### Your assignment:
Search the records for the string "JSON", and show each line where it appears.

### Records supplied:
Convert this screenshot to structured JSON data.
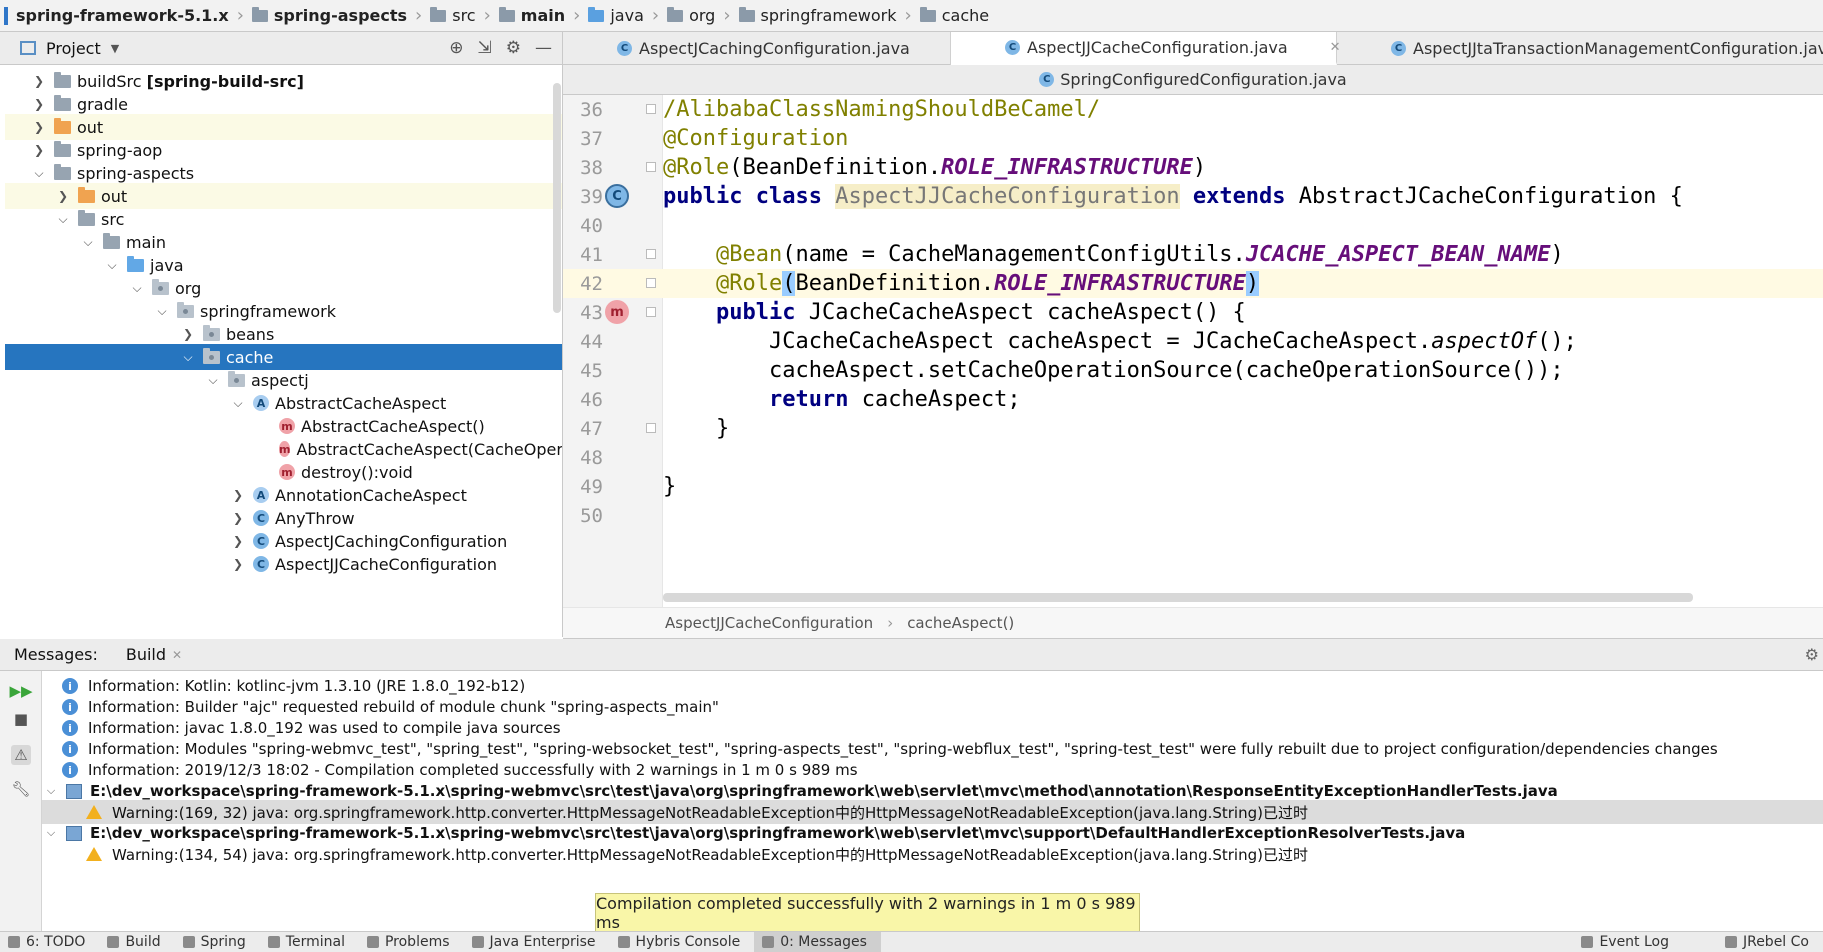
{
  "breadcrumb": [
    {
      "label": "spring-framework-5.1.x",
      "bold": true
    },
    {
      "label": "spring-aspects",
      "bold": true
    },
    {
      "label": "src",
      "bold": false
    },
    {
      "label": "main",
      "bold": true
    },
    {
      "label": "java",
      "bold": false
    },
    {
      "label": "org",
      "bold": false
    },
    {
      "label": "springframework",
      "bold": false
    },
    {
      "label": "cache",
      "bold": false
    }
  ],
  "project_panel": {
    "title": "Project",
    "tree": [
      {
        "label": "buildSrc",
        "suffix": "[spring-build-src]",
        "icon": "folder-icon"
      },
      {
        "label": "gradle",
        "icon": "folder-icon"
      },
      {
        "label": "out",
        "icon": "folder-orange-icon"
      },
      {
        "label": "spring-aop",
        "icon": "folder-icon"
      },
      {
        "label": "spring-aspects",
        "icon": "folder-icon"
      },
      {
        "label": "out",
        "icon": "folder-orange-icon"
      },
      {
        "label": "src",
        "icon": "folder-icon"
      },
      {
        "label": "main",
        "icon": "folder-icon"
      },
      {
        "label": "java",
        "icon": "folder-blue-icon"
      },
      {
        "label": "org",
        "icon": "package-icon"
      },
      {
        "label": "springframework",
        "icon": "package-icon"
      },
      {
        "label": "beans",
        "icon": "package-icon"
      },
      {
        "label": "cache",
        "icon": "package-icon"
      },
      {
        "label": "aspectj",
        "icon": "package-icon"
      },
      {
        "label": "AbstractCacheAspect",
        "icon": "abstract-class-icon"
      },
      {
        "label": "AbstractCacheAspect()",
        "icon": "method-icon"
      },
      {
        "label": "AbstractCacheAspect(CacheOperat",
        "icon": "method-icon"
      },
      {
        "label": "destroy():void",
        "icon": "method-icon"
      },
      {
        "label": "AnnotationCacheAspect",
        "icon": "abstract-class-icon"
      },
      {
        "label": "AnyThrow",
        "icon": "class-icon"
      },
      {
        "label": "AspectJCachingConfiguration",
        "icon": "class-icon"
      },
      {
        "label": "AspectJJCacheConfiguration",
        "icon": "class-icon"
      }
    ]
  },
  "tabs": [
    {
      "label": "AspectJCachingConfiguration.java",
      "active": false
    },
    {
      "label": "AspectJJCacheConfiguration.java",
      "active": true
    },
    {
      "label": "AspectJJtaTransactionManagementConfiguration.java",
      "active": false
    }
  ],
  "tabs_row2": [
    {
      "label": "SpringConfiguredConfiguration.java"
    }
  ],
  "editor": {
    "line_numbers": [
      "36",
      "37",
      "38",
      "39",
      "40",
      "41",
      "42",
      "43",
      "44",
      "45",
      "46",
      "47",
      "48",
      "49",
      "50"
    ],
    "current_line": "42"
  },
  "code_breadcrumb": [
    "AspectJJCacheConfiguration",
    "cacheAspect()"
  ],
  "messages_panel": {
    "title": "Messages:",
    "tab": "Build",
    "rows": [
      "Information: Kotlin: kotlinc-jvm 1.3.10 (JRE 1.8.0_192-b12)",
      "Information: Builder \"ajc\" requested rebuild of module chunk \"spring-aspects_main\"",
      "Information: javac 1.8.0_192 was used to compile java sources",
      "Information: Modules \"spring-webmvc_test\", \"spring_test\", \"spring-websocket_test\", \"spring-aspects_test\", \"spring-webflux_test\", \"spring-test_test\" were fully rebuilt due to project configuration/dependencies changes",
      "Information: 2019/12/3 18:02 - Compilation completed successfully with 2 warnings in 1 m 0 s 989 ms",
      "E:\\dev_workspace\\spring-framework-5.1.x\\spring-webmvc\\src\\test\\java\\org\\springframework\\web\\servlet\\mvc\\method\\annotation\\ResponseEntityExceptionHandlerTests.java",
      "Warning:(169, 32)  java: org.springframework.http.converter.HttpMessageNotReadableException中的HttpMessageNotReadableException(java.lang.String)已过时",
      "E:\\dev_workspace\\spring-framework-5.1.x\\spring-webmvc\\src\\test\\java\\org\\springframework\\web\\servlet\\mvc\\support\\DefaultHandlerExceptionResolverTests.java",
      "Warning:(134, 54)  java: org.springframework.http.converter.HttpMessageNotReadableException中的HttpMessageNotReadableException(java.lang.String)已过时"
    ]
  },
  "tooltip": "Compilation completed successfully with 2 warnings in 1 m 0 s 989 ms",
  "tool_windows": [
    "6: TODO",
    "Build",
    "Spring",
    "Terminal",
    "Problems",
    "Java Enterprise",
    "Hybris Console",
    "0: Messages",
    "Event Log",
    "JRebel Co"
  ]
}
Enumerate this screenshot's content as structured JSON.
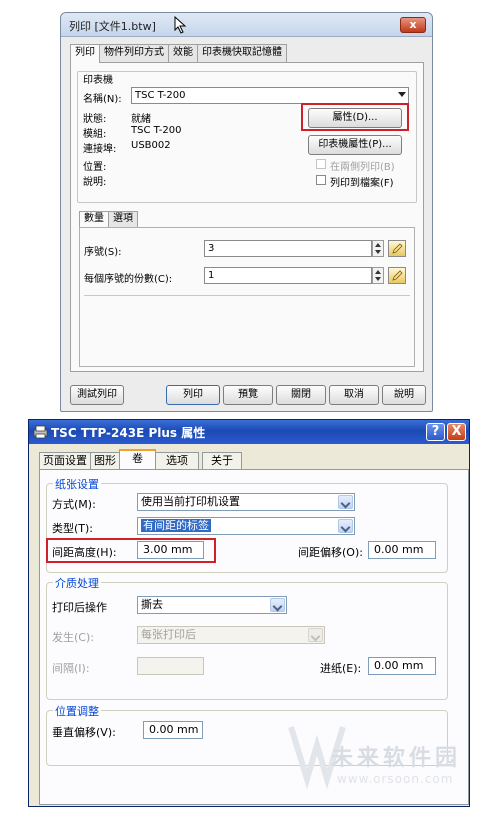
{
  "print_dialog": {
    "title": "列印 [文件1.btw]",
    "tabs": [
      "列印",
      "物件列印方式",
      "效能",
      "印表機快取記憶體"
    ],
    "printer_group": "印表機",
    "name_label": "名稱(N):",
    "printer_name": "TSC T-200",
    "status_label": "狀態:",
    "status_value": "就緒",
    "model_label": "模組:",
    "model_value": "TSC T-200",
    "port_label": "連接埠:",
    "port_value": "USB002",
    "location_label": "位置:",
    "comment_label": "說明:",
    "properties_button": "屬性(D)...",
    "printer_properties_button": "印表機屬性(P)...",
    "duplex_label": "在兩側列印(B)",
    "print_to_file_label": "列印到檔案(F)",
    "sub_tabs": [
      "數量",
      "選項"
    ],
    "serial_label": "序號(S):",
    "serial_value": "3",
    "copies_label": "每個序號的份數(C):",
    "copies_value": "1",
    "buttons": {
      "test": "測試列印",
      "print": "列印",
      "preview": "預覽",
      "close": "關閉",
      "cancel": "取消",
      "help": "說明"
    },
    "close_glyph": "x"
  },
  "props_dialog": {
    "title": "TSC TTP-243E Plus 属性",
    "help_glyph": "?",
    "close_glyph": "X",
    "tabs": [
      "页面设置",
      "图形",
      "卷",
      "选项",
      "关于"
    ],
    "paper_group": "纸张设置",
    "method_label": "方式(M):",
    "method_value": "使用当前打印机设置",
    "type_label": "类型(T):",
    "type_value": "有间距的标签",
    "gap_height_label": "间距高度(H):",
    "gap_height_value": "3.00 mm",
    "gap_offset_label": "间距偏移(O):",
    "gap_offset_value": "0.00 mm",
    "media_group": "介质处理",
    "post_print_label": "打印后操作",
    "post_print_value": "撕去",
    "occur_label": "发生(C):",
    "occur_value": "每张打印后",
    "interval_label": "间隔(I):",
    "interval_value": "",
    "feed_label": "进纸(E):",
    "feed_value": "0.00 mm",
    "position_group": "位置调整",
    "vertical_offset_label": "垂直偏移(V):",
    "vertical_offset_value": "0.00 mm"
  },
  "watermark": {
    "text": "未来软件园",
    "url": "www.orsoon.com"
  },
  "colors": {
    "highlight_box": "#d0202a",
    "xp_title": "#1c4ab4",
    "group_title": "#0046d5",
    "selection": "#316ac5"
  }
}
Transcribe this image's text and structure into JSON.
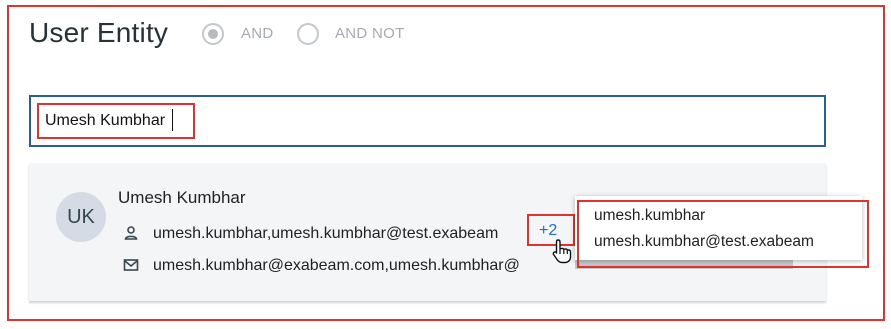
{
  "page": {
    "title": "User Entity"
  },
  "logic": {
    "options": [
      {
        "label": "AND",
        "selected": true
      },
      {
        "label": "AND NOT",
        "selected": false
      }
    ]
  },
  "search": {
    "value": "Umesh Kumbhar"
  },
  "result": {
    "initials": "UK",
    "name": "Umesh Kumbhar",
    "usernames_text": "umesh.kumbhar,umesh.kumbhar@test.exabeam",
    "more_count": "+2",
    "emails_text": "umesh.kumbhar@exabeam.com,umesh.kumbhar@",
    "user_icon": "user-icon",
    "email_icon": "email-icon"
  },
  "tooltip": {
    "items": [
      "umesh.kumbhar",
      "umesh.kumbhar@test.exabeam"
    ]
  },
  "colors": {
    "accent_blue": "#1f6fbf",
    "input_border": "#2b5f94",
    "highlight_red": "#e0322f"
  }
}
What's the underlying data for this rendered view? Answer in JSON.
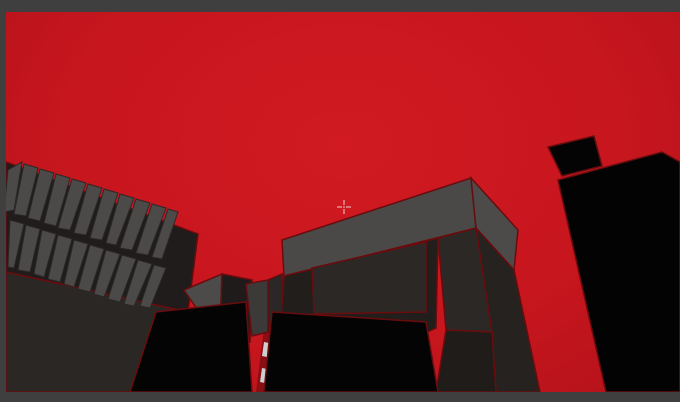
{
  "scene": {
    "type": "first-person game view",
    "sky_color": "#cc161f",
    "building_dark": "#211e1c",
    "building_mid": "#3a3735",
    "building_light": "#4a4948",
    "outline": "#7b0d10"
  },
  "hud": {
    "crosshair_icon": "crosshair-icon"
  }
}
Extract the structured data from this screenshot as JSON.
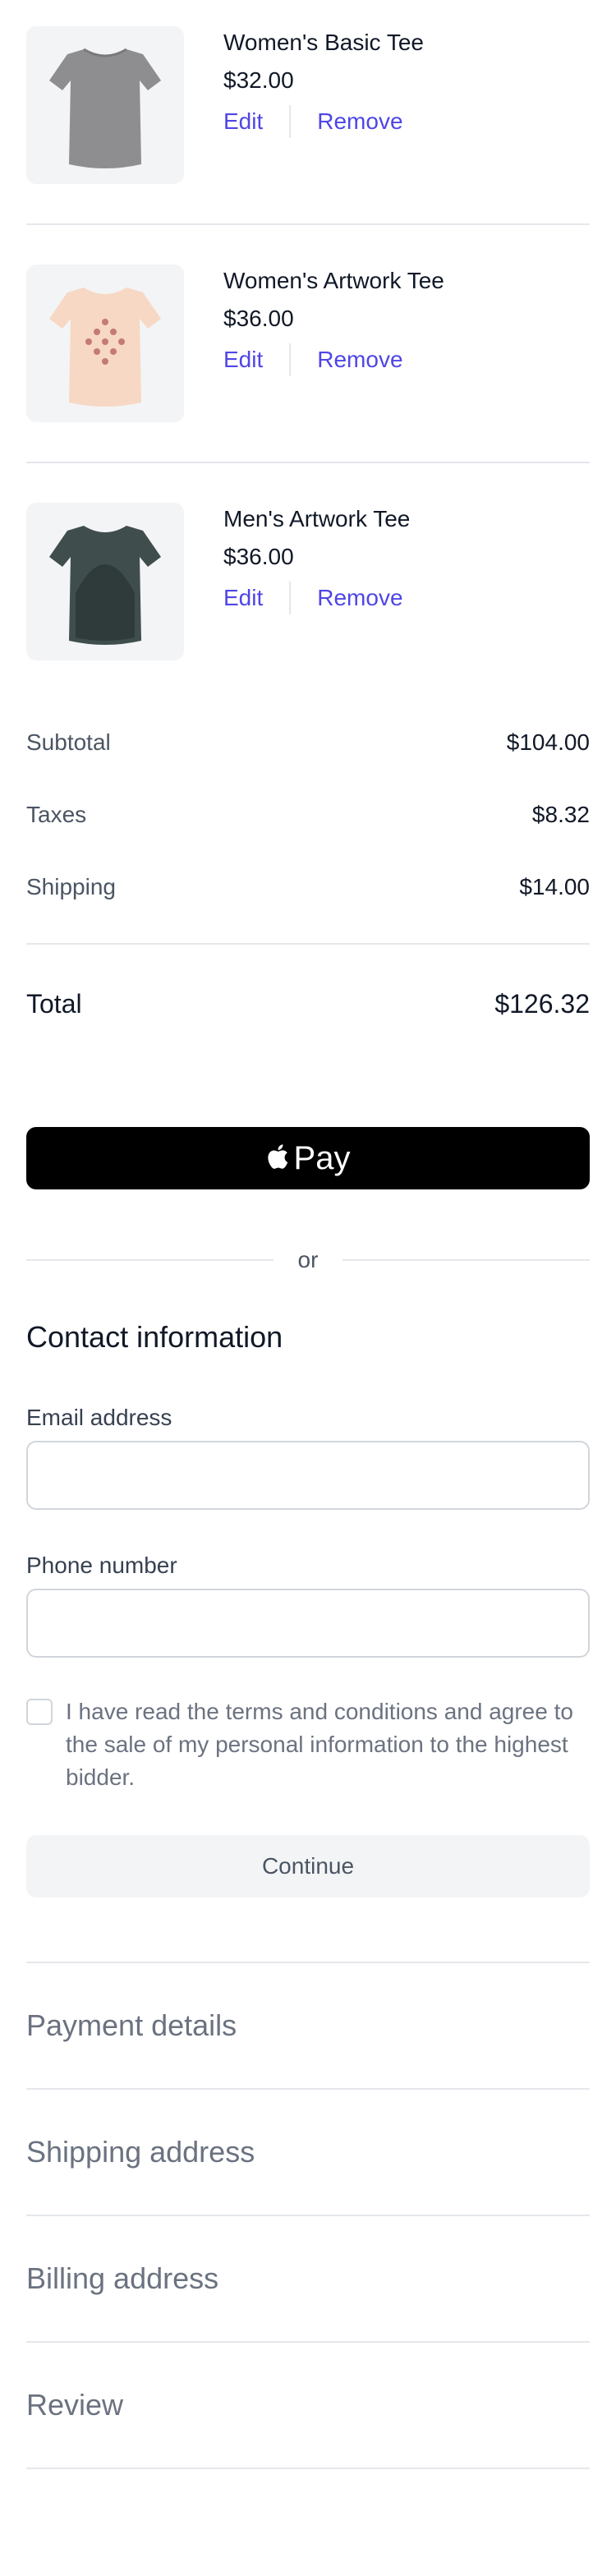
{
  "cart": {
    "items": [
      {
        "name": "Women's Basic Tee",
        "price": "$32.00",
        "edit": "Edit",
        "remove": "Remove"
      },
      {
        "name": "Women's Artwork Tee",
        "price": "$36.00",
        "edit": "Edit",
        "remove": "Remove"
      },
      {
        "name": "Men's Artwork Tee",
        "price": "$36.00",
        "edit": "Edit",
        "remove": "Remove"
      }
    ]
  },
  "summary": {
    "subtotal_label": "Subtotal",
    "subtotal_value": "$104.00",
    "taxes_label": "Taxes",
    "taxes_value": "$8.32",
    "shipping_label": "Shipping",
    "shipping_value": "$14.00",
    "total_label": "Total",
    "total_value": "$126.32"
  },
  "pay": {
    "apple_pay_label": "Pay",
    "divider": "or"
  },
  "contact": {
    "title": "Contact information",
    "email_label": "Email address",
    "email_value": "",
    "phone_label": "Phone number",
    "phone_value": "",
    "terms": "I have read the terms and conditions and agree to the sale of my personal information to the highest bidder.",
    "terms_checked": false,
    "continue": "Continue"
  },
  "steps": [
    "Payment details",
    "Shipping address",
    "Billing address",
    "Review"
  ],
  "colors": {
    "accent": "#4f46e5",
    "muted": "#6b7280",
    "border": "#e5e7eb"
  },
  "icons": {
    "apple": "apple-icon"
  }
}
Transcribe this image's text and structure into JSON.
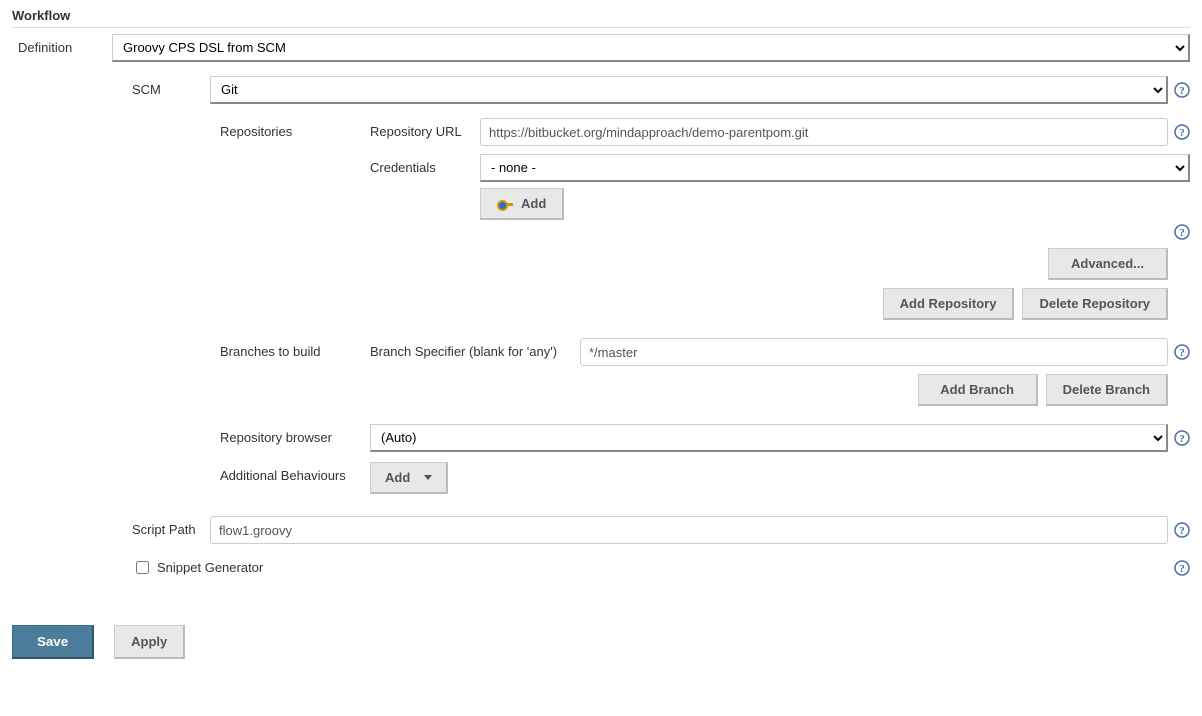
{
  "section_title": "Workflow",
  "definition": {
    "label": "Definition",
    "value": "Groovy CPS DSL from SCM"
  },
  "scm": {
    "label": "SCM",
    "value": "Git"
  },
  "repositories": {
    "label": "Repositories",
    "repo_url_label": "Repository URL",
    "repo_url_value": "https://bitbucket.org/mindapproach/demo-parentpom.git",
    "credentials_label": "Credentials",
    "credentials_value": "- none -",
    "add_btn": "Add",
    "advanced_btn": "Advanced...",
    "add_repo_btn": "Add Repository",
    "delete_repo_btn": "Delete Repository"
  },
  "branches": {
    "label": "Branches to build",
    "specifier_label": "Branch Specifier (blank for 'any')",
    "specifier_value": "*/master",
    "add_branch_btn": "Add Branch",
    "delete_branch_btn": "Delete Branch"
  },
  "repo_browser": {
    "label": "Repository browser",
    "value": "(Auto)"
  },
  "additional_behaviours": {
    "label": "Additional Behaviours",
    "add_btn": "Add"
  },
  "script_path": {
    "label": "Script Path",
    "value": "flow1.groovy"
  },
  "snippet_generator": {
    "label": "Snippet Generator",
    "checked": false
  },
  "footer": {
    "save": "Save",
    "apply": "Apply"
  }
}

### Solution to the problem:
Convert this screenshot to structured JSON data.
Enumerate this screenshot's content as structured JSON.
Transcribe this image's text and structure into JSON.
What's the underlying data for this rendered view? Answer in JSON.
Extract the structured data from this screenshot as JSON.
Transcribe this image's text and structure into JSON.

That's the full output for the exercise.